**Problem requirements**: Filter the entries for the word "label". Copy each line that has it.

**Provided data**:
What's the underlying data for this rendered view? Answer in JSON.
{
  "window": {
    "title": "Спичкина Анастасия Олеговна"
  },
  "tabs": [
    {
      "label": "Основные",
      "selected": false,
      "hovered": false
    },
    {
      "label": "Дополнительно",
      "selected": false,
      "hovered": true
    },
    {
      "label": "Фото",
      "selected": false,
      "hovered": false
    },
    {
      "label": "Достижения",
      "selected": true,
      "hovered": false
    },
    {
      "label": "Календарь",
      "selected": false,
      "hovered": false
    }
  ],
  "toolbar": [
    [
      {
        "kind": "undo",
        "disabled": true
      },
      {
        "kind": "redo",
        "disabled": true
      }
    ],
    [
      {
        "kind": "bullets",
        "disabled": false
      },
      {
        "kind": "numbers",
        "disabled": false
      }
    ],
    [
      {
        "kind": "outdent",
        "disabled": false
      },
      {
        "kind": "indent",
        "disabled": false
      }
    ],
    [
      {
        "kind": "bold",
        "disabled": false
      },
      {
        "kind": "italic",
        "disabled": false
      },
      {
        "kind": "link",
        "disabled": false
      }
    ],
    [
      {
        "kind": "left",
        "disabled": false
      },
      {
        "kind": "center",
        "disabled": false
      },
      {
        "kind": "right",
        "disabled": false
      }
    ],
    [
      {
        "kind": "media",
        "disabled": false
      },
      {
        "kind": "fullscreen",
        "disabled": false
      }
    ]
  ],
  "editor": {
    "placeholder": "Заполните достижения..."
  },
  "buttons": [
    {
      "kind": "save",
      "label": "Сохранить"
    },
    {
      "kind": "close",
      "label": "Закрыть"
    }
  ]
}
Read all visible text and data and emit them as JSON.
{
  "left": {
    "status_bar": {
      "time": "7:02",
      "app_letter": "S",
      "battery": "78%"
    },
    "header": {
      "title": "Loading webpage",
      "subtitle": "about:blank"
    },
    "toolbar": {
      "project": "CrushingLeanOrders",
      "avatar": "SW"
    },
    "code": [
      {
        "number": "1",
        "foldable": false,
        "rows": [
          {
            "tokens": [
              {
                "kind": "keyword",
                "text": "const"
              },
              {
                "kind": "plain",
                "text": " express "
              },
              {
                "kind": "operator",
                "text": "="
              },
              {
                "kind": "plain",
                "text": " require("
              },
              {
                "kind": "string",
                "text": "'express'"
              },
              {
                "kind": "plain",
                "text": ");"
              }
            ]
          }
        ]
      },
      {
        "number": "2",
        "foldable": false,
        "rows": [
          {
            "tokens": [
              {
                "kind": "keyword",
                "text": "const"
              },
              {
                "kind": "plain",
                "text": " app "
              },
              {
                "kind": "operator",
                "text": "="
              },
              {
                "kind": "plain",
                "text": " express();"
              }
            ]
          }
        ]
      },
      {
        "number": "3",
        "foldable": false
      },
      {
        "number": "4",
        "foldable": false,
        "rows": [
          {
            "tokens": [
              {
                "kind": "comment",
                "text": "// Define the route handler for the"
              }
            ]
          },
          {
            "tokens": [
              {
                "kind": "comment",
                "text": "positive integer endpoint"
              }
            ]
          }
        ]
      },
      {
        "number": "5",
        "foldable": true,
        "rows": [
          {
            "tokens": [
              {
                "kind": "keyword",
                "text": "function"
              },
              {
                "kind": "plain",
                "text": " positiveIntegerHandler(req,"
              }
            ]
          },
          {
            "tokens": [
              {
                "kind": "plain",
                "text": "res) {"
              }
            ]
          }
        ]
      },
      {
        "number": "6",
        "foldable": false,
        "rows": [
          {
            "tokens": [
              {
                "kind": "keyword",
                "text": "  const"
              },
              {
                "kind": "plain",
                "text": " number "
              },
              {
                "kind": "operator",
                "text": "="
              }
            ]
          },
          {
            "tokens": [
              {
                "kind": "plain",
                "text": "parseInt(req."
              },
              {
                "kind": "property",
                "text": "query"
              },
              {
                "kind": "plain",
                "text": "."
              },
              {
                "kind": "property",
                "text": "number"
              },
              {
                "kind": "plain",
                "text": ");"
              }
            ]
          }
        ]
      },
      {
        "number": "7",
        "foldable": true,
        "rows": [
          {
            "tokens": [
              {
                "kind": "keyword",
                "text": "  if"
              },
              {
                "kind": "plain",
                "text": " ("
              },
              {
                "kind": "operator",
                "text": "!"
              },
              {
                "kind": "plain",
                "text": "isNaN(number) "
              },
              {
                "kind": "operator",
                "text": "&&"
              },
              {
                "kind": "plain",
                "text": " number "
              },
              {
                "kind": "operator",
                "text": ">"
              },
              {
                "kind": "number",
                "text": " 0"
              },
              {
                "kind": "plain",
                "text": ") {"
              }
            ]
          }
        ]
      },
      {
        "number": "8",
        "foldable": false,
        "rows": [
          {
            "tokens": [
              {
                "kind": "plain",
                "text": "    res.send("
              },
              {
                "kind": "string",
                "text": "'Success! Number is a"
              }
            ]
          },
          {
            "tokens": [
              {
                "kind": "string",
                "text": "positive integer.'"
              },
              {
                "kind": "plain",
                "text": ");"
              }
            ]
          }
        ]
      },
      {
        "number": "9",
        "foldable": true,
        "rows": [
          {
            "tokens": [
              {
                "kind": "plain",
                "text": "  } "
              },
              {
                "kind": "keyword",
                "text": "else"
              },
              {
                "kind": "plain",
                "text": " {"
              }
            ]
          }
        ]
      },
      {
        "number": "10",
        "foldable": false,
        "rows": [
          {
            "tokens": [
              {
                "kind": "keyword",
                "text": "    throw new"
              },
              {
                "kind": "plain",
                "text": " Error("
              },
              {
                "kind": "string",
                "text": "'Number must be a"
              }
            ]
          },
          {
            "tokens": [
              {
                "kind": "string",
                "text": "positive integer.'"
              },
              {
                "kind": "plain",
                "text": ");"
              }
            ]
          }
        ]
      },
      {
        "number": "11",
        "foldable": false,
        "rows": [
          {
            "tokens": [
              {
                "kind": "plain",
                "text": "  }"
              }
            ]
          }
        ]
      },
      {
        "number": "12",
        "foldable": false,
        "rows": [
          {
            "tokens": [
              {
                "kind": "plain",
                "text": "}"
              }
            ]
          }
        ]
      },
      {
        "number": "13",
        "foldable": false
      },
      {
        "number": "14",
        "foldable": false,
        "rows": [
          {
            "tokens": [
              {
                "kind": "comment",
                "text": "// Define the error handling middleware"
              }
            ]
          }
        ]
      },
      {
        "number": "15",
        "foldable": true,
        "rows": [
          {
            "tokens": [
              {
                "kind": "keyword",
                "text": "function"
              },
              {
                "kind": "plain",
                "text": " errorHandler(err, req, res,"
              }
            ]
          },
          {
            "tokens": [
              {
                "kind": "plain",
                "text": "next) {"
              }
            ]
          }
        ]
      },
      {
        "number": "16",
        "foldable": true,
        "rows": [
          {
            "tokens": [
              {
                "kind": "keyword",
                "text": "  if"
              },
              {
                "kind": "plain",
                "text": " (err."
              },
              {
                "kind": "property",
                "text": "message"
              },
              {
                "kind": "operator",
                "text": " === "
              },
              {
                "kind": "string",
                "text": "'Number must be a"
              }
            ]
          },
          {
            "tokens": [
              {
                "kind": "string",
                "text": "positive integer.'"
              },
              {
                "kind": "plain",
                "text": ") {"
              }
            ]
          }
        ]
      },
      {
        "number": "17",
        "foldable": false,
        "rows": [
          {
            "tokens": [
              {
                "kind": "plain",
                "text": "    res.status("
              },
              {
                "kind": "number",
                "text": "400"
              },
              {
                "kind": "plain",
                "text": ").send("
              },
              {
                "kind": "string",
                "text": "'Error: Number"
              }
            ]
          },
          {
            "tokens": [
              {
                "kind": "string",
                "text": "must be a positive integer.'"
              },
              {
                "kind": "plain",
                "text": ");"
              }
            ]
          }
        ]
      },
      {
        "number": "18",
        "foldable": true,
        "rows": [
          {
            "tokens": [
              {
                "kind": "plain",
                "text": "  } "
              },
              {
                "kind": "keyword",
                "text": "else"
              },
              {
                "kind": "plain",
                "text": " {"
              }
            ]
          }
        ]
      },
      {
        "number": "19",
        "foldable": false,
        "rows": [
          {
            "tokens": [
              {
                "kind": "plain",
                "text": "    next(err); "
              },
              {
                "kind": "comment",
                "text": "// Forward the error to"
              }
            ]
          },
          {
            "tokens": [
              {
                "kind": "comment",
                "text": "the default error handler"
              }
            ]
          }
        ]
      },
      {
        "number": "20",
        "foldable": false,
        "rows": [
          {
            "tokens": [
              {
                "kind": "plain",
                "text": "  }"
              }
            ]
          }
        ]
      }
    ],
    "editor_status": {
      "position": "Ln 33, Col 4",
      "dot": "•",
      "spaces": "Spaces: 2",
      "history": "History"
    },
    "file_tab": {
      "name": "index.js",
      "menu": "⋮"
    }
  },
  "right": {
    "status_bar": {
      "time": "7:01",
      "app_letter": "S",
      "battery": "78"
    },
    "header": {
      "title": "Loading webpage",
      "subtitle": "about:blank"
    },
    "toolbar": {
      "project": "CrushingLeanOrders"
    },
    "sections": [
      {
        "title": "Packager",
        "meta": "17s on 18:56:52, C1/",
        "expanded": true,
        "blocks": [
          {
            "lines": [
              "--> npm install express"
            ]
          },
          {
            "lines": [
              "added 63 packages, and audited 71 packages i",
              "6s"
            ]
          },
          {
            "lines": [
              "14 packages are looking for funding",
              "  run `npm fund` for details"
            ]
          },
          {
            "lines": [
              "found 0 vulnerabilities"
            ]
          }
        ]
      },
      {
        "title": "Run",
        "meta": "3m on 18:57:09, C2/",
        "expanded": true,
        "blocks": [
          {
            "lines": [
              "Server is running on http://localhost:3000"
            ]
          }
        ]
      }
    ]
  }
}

**Reply to the exercise**:
      "label": "Основные",
      "label": "Дополнительно",
      "label": "Фото",
      "label": "Достижения",
      "label": "Календарь",
      "label": "Сохранить"
      "label": "Закрыть"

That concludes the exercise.